116:1 To form one of the persons "appointed and numbered" to eat it.

117:2 Such a person is unclean for seven days, without being bound to bring a sacrifice; but if he had experienced it three times in the same day, he is not considered clean before he has sacrificed.

117:3 This can only be properly understood on reference to Treatise Niddah.

118:4 When it is unknown whether they are alive or not, in the latter case the person who digs them out contracts pollution.

118:5 In time to eat of the paschal sacrifice.

118:6 The mourner, through grief which may prevent his eating any thing. The person who digs to deliver the overwhelmed from the fallen ruins, in case any dead body is found.
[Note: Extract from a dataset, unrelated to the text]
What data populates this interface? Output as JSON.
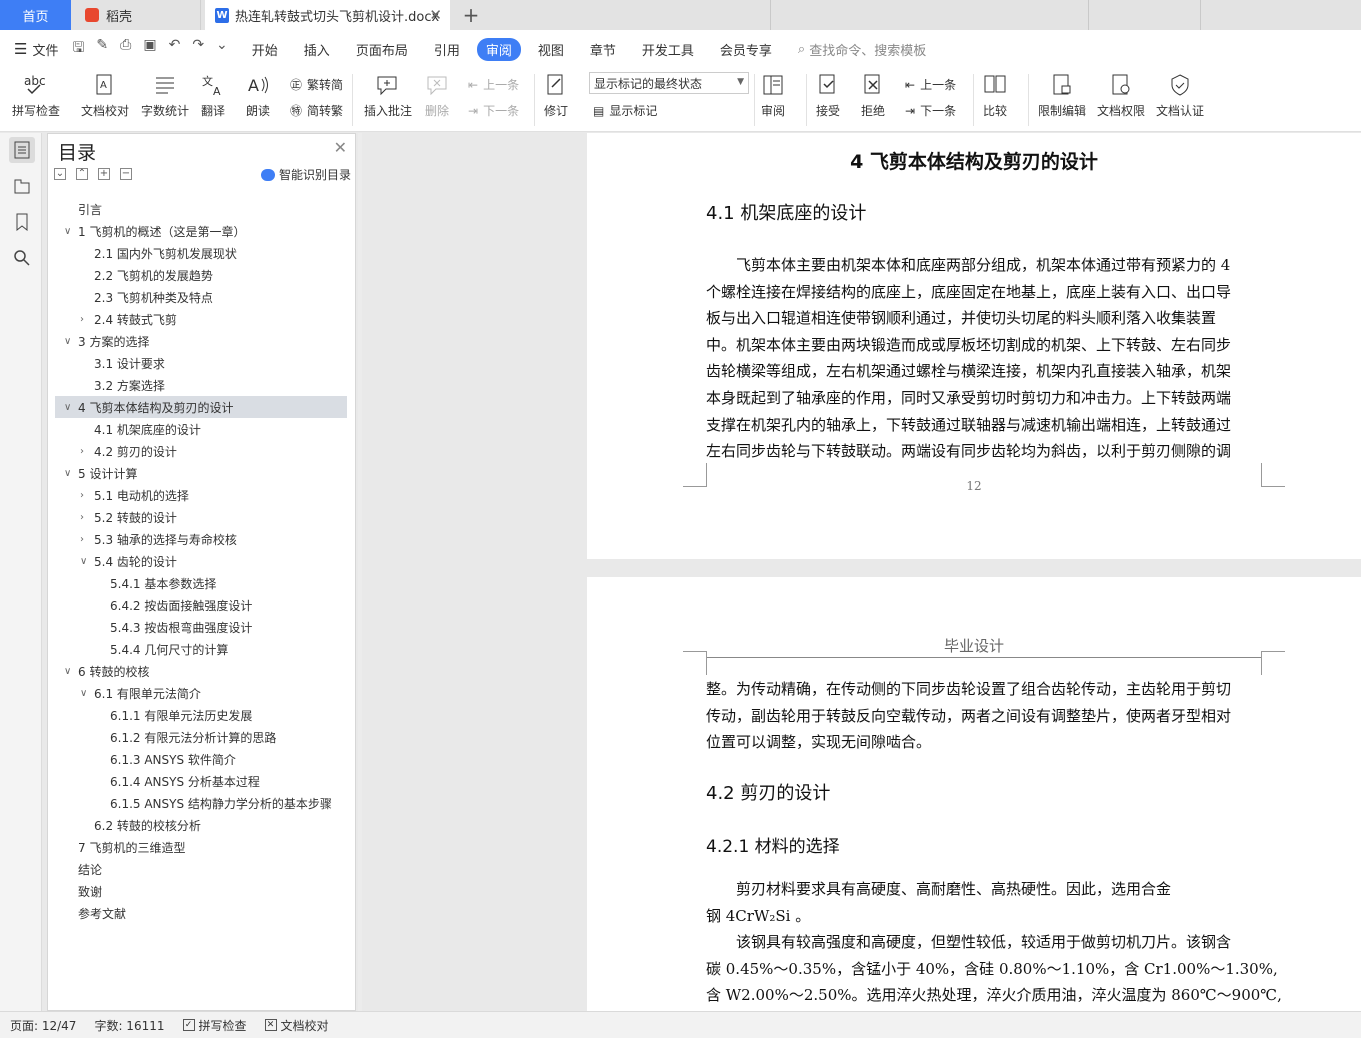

The prisoner, lest he be detained in the [heathen] prison; and the aged and sick, lest a sudden increase of illness or weakness might happen to them, so as to prevent their eating the paschal sacrifice.

118:7 Since the prohibitions in these cases are only of Rabbinical origin, they do not prevent the eating of the paschal sacrifice—a direct command of the Holy Law, the neglect of which is punished with excision [‏כרת‎].

119:8 And, therefore, this proselyte may not eat of the paschal lamb on that evening, because one who has just left a grave or dead body, becomes unclean for seven days, and requires the prescribed sprinklings on the third and seventh day of his purification, as mentioned in Leviticus.

Next: Chapter IX